NOTRE DAME, Ind. — It pays to be selfish, at least for husbands. Those are the findings, in a nutshell, of a new study just released by University of Notre Dame researchers. Virtually guaranteed to raise eyebrows and incite debate in homes across the country, the research concludes “disagreeable” married men who avoid pitching in at home usually end up having higher incomes than husbands who diligently help with household chores.
Focusing solely on heterosexual marriages, the study indicates that selfish husbands who avoid domestic chores have “more resources” to devote toward their careers. Consequently, they usually earn more money.
The use of the term “disagreeable” here is a reference to “agreeableness” — which is one of the “Big Five” dimensions used in psychology to describe someone’s personality. While someone who is agreeable is usually kind, generous, and sympathetic, disagreeable individuals are characterized by selfishness and competitiveness.
“Across two studies, we find evidence that disagreeable men tend to earn more money relative to their more agreeable male counterparts because they are more self-interested and less helpful to their wives at home, which allows for greater job involvement and, ultimately, higher pay,” lead author Brittany Solomon, a management professor at Notre Dame’s Mendoza College of Business, says in a university release. “This effect is even stronger among disagreeable men with more traditional gender role attitudes and when their wives are highly conscientious, presumably because in these cases their wives take on more household management and more seamlessly carry out the responsibilities.”
Being an unhelpful husband isn’t the suggestion here
These findings shouldn’t be misconstrued as saying that being selfish and disagreeable is a recipe for success. For instance, disagreeableness did not predict career success among more egalitarian men, men married to wives less willing to take on all the work, and men outside opposite-sex marriages.
“While disagreeableness in the workplace may lead some employees to success, those hoping to attain higher pay should at least hesitate before leaning into a disagreeable workplace persona,” Prof. Solomon warns. “Indeed, if self-interested and less communal work behavior was the only key to higher pay, then disagreeable men would tend to earn more, regardless of whether they were married, how they viewed gender roles or to whom they were married.”
This isn’t the first time a study links selfishness among men to greater financial/career success. Once one digs a little deeper though, this effect is hard to understand. Why does being selfish often lead to success for men when disagreeability is the exact opposite of supposedly valued workplace traits like leadership and cooperation?
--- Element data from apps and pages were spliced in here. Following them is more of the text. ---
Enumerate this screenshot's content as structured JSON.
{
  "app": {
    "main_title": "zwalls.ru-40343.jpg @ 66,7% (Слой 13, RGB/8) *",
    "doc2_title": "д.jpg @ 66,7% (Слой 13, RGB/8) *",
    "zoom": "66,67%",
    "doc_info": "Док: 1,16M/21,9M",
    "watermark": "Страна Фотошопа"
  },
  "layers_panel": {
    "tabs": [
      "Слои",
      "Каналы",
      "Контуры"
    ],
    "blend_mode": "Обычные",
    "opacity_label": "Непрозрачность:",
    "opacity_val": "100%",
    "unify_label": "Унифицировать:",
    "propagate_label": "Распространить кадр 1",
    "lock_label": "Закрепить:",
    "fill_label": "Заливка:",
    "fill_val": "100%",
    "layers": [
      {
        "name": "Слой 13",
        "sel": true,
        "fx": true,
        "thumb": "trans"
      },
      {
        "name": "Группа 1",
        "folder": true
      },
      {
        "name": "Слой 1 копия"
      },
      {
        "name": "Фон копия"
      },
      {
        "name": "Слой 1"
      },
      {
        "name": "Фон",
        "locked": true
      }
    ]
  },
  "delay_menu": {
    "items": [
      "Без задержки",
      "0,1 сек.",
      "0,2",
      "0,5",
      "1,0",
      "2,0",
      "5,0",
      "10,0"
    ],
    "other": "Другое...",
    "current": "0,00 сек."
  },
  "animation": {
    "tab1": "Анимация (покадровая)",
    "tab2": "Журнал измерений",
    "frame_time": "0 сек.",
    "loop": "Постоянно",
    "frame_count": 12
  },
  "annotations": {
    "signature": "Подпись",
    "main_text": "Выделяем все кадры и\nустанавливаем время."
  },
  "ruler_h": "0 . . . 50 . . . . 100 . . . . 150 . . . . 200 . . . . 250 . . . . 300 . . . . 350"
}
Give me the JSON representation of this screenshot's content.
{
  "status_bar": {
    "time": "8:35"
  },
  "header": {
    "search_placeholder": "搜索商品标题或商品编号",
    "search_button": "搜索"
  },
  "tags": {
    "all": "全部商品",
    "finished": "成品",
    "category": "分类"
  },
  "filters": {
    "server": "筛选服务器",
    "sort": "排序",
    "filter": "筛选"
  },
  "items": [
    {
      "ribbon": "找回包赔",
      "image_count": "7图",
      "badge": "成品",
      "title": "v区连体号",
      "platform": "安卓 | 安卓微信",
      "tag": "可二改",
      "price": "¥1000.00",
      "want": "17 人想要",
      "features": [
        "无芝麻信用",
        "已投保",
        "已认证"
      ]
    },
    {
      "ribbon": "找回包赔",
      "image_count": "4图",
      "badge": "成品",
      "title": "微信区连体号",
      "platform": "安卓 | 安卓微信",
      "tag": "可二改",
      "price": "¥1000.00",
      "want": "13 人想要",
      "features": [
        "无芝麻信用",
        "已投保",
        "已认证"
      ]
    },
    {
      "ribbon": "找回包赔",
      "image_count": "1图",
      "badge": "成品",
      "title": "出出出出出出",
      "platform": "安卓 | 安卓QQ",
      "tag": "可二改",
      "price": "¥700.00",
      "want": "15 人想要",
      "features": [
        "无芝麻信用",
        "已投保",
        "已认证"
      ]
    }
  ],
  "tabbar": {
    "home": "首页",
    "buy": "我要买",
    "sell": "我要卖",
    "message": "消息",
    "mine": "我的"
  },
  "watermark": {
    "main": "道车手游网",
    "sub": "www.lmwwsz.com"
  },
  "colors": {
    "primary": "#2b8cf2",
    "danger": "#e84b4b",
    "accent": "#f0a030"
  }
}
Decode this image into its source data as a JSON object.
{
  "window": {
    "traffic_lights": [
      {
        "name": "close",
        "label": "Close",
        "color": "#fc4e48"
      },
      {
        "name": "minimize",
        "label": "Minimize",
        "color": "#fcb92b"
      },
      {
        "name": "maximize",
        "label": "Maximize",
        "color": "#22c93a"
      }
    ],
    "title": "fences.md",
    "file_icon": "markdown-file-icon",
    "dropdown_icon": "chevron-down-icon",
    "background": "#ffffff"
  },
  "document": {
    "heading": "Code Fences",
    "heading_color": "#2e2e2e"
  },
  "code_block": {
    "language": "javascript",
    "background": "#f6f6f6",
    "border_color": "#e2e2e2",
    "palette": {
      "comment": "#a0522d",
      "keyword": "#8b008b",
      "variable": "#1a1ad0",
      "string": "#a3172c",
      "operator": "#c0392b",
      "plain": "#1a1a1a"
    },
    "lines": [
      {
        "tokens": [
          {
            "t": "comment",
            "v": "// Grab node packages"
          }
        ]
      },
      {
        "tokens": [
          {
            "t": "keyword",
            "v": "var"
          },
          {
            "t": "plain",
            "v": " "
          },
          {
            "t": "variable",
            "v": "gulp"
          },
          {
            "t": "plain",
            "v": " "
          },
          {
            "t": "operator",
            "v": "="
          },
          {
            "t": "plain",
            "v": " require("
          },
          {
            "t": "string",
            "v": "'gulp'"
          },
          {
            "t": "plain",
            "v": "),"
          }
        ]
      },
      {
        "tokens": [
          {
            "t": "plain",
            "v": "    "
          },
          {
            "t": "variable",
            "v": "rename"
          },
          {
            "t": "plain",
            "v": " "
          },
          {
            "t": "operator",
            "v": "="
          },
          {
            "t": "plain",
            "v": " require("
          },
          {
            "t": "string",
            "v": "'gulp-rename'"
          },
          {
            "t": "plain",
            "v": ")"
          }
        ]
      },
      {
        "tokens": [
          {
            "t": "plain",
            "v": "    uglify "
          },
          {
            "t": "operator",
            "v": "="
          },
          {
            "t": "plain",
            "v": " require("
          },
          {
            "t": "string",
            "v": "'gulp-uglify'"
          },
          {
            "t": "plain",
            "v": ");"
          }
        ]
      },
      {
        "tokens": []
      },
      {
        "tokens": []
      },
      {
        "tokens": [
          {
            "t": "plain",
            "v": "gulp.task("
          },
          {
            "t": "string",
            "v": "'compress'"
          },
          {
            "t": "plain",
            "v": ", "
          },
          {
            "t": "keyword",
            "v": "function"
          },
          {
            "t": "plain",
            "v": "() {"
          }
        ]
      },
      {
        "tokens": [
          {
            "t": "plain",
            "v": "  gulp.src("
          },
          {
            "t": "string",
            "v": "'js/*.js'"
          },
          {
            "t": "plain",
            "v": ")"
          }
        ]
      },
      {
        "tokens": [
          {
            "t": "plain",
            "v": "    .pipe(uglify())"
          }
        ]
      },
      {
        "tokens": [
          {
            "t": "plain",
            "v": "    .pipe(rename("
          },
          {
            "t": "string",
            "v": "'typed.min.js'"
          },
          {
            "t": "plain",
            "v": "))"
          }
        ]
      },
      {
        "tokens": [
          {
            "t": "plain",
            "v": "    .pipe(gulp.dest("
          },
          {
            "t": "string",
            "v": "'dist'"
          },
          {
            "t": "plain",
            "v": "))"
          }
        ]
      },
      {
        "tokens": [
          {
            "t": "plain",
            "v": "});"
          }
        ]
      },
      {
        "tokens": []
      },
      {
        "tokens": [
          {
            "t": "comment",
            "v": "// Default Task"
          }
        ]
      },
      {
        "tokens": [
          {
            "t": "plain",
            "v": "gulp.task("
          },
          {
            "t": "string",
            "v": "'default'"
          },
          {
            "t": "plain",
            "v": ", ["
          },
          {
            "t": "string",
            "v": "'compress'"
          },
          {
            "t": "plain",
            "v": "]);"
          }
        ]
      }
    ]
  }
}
“Our findings build on the conventional wisdom that organizations seem to reward disagreeable workplace behaviors and highlight the importance of social exchange at home for success at work,” Prof. Solomon explains. “Our research suggests that organizations acknowledge the role that spousal exchange plays in individual success and points to the potential for organizations to refocus efforts to fuel job involvement on lightening the burden of at-home responsibilities. Doing so could allow employees to preserve resources that could then be invested in their jobs.
“Presumably, this type of initiative would be especially beneficial to those who do not have the persona and gender that, we found, naturally drives individually advantageous spousal exchange — that is, everyone other than disagreeable, married men,” she continues. “To help those who do not have the built-in at-home arrangement that enhances job involvement and pay, organizations may consider investing in infrastructure that helps establish more level career-related playing fields.”
How the workplace can play a role in marriage expectations
In summation, Prof. Solomon and her team theorize that providing more “non-work resources,” like preparing lists of reputable providers for home services and maintenance or establishing child care programs, may help less-selfish husbands gain the same resource advantages as they’re more disagreeable counterparts.
“Practices that situate employees more equitably outside of work may offer more employees the opportunity to succeed,” Prof. Solomon expands. “Also, some research shows that men are stigmatized for taking advantage of flex work policies. Changing the organizational culture, in addition to implementing such policies, may influence calculations within a marriage or partnership about whose career should take priority and who should do more at home. Consequently, organizations may also help support initiatives aimed to promote gender diversity and inclusion, especially efforts to reduce male dominance in high-income positions.”
Society has come a long way since the days of the prototypical housewife cooking and cleaning all day to satiate a husband who demands a spotless home and piping hot meal upon returning home each evening – and that’s indisputably a positive development. This work just goes to show how much influence one’s partner can have on their career success.
“Professionals often publicly thank their spouses when receiving achievement awards or earning promotion,” Prof. Solomon concludes. “And, at least for disagreeable men, our findings quantify the truth behind this sentiment.”
The study is published in Personnel Psychology.